The Oyomeigaku school was based on the thought of the Chinese philosopher Wang Yangming (Wang Yang-ming 1472–1529), who combined an idealistic interpretation of Confucianism with a career of military and governmental service. Wang stressed the need for the intuitive understanding of the world and the importance of self-knowledge and self-study.

This strongly contradicted Zhu’s attempt to understand the world through the study of existing, external texts. The Kogaku school was dedicated to resurrecting the original thought of Confucius and Mencius, which its proponents held had been contaminated by the interpretation of Neo-Confucianists.

The return to “Ancient Learning,” which is central to Kogaku, would bring a return to a better time than the present. The person most credited with formulating the Kogaku school was Ito Jinsai (1627–1705), who established the School for the Study of Ancient Meaning, which has lasted into the 20th century.

Ito Jinsai established a reputation for a humanitarian approach to the world and promoted a life of selfless diligence.
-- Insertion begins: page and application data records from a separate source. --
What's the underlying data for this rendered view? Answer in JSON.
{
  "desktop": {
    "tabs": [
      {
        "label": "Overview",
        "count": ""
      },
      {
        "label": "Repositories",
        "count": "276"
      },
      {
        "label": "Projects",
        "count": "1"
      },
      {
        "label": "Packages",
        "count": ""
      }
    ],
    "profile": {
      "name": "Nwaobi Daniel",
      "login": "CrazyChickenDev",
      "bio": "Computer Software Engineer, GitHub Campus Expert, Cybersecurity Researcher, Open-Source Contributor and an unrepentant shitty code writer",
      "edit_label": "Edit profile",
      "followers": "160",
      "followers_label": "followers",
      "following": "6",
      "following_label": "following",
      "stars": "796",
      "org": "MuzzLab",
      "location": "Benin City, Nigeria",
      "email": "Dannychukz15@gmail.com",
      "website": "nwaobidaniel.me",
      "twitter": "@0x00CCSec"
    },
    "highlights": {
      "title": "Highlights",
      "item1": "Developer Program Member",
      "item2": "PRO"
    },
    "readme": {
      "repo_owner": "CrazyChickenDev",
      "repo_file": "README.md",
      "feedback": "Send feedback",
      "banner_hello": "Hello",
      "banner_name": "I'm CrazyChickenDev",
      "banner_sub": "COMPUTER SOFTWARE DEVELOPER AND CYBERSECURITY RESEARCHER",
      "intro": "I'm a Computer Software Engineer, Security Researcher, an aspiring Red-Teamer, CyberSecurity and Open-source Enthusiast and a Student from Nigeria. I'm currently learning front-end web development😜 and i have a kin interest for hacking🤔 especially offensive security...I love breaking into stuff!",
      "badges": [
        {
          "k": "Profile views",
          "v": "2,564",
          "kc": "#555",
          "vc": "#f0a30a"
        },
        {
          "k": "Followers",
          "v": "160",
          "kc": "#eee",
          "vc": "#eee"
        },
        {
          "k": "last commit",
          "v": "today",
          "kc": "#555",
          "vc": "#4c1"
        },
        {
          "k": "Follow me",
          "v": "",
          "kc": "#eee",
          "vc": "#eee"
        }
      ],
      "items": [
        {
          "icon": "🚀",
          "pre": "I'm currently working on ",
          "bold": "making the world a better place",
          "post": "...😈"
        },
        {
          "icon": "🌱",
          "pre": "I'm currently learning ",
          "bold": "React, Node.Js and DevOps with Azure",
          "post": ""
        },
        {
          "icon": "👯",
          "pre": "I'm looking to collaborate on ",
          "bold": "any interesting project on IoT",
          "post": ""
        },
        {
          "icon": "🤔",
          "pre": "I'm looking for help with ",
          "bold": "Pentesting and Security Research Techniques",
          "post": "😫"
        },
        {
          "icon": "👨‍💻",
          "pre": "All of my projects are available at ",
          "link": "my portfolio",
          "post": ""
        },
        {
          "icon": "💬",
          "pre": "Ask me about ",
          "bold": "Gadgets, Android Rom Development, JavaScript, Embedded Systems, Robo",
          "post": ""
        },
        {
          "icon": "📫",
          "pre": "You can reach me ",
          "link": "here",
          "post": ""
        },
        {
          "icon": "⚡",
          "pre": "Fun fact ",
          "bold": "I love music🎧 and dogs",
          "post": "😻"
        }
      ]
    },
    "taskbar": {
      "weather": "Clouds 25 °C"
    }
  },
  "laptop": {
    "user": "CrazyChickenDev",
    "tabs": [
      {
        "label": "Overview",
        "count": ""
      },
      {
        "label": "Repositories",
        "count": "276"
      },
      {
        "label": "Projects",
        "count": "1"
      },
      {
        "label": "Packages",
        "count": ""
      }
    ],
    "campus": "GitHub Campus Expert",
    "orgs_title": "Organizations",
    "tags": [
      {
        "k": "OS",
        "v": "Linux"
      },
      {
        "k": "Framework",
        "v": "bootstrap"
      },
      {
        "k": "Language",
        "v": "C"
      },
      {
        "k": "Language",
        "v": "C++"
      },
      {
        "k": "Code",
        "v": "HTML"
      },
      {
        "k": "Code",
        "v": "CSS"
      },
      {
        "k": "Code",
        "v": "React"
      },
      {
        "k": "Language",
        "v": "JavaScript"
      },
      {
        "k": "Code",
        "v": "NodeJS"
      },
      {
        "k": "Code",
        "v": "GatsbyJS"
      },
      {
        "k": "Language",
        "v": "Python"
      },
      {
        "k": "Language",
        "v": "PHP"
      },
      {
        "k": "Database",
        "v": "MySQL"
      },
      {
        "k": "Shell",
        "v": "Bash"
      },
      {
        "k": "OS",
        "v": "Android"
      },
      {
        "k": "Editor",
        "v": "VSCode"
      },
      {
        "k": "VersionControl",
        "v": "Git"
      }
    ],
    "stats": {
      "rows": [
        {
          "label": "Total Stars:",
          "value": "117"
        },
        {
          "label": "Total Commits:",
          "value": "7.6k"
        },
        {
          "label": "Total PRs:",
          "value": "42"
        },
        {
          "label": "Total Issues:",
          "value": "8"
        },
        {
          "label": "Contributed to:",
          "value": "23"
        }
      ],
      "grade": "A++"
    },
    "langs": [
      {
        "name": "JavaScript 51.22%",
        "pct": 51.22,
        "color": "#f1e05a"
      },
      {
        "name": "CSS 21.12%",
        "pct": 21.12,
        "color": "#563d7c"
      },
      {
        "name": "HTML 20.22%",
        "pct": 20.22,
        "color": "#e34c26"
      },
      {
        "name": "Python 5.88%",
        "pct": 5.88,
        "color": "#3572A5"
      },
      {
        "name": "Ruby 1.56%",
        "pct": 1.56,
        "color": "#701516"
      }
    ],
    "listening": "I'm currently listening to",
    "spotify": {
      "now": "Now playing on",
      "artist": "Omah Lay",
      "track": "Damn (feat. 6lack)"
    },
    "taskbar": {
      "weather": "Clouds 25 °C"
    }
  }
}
These contending schools of thought in Japan conflicted with each other. However Neo-Confucianism provided a means of legitimation for the shogunate established by Tokugawa Ieyasu and ensured its success as the central control of Japan.